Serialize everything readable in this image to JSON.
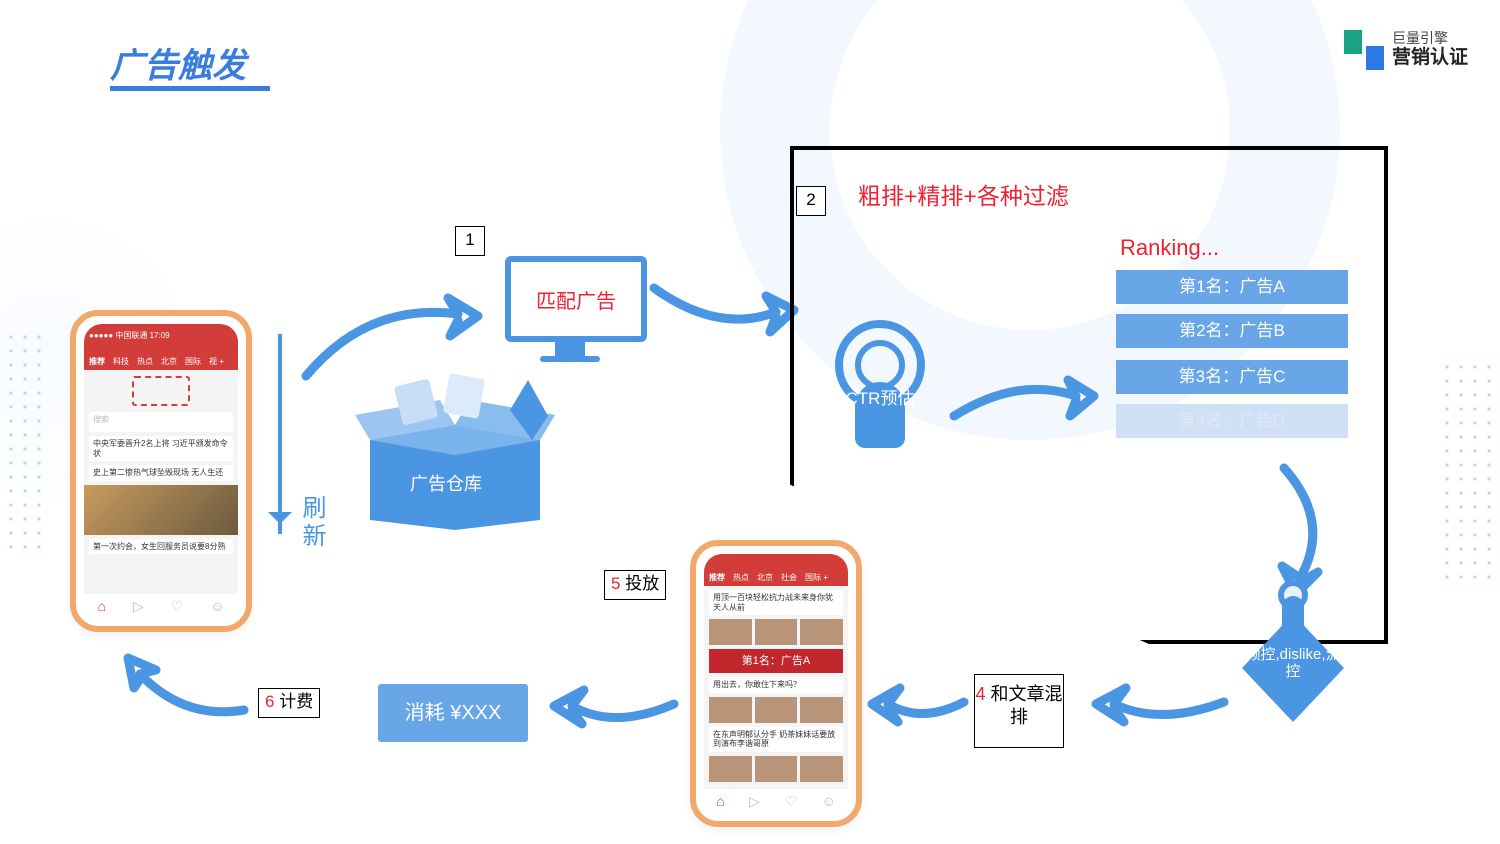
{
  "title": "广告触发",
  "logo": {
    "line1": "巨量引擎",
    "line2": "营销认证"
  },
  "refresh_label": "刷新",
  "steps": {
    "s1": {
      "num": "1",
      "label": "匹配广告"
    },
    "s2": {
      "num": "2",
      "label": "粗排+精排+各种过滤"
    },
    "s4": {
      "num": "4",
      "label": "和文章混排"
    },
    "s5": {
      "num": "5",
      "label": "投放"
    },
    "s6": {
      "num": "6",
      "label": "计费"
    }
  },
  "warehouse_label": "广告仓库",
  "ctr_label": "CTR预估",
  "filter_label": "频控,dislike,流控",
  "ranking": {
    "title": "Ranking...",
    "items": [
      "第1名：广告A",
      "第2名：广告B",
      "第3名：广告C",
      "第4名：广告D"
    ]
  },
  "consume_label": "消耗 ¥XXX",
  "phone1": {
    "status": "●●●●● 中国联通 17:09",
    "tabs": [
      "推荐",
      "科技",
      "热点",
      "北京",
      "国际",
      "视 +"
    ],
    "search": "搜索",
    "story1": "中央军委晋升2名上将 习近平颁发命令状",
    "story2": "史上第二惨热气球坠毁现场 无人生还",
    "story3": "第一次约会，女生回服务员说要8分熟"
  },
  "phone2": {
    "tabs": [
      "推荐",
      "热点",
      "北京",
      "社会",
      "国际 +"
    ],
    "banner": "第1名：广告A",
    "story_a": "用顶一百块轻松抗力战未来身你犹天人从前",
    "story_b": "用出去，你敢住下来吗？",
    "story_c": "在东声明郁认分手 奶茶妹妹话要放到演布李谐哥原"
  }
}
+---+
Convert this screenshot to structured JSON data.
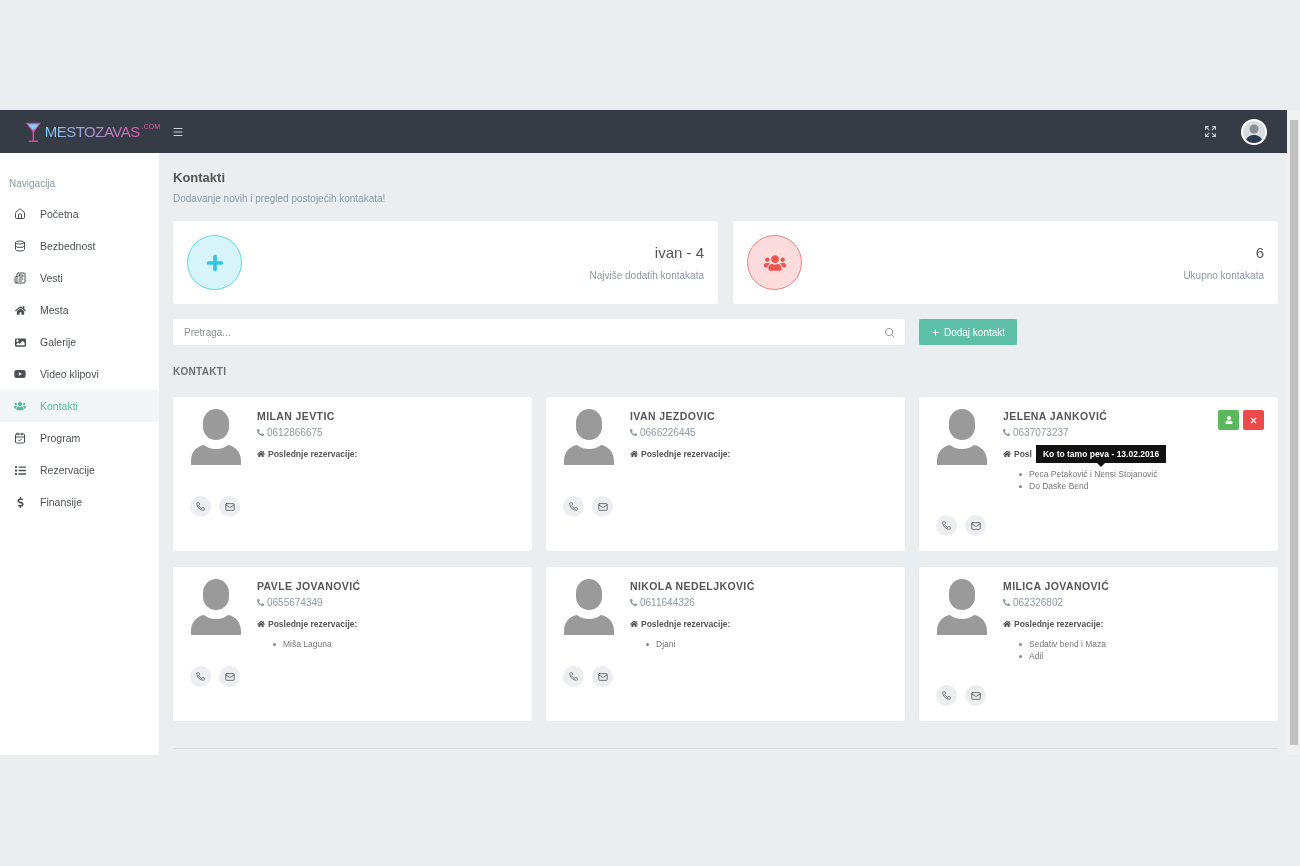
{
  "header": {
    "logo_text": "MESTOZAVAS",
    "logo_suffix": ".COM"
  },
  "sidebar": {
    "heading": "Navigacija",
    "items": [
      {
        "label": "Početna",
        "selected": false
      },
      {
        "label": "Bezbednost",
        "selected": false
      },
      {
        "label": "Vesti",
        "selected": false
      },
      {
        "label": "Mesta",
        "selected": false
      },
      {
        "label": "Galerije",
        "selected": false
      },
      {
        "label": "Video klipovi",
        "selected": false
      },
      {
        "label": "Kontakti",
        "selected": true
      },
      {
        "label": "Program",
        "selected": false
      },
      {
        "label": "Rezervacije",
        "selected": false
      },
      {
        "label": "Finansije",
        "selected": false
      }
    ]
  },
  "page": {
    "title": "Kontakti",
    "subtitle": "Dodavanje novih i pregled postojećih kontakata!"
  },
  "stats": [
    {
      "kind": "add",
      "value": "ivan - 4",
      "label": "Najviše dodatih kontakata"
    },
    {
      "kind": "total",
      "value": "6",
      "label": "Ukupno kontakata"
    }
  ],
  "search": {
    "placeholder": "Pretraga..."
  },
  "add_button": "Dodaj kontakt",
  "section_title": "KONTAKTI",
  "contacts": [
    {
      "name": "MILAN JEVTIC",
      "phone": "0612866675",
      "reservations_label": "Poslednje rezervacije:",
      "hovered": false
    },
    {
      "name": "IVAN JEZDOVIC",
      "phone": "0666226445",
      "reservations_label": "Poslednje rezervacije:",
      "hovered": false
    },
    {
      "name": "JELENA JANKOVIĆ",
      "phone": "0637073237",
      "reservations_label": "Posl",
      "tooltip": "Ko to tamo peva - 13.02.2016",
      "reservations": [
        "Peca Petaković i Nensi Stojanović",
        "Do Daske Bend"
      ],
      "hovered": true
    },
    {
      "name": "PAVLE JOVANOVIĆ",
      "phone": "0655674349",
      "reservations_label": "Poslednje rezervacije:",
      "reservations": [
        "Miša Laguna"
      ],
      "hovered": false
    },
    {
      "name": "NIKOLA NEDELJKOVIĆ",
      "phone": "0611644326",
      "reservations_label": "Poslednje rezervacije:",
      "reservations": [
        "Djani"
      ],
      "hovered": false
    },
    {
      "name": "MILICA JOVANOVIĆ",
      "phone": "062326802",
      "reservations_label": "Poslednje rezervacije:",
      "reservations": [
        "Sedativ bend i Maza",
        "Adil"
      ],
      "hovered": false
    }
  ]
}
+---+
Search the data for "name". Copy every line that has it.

      "name": "MILAN JEVTIC",
      "name": "IVAN JEZDOVIC",
      "name": "JELENA JANKOVIĆ",
      "name": "PAVLE JOVANOVIĆ",
      "name": "NIKOLA NEDELJKOVIĆ",
      "name": "MILICA JOVANOVIĆ",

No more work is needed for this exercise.